WORK ITEM: Only the lines holding the string "title" are needed; copy each of them from the data.

--- --- ---

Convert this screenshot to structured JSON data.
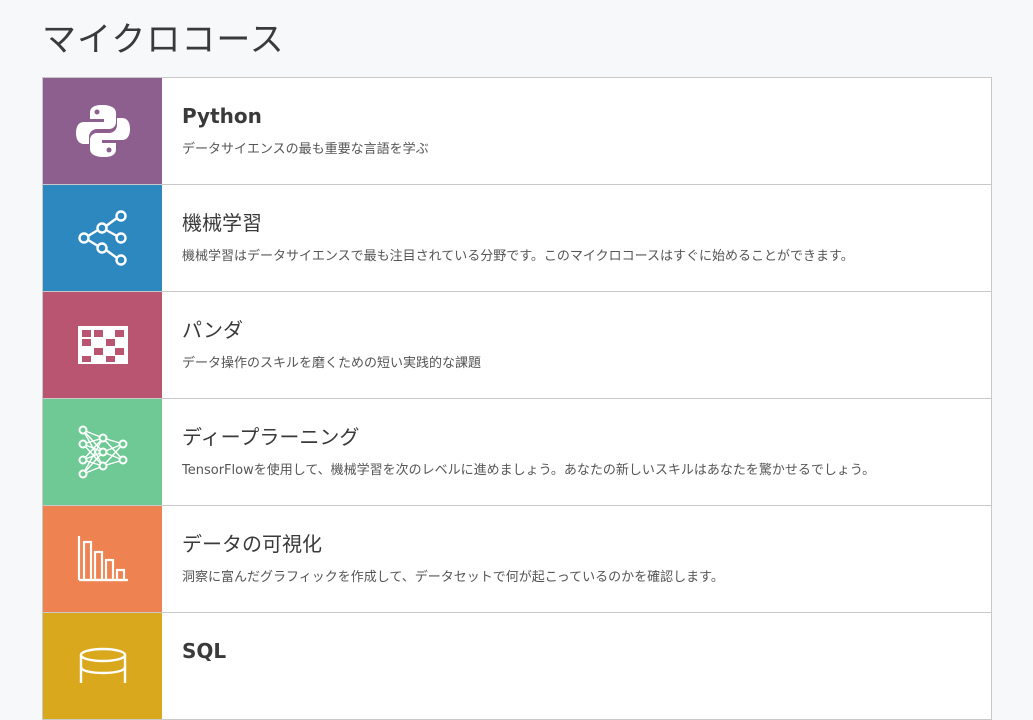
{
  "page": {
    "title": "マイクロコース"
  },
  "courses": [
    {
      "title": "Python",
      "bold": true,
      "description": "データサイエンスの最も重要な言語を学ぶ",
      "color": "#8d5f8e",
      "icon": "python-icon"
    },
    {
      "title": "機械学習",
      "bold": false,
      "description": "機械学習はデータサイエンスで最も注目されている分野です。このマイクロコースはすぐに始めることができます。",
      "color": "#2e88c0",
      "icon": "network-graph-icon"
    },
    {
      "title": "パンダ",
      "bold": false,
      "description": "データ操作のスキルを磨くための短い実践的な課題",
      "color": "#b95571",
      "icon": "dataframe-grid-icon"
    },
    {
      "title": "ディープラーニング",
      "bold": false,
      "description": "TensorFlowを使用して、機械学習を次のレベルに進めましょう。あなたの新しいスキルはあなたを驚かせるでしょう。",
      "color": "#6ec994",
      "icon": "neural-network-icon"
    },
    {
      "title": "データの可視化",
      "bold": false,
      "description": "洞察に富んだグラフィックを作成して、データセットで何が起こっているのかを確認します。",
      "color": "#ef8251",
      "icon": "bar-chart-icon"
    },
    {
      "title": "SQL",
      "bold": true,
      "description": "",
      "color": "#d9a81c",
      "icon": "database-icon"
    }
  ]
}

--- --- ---

ANSWER BELOW:
    "title": "マイクロコース"
      "title": "Python",
      "title": "機械学習",
      "title": "パンダ",
      "title": "ディープラーニング",
      "title": "データの可視化",
      "title": "SQL",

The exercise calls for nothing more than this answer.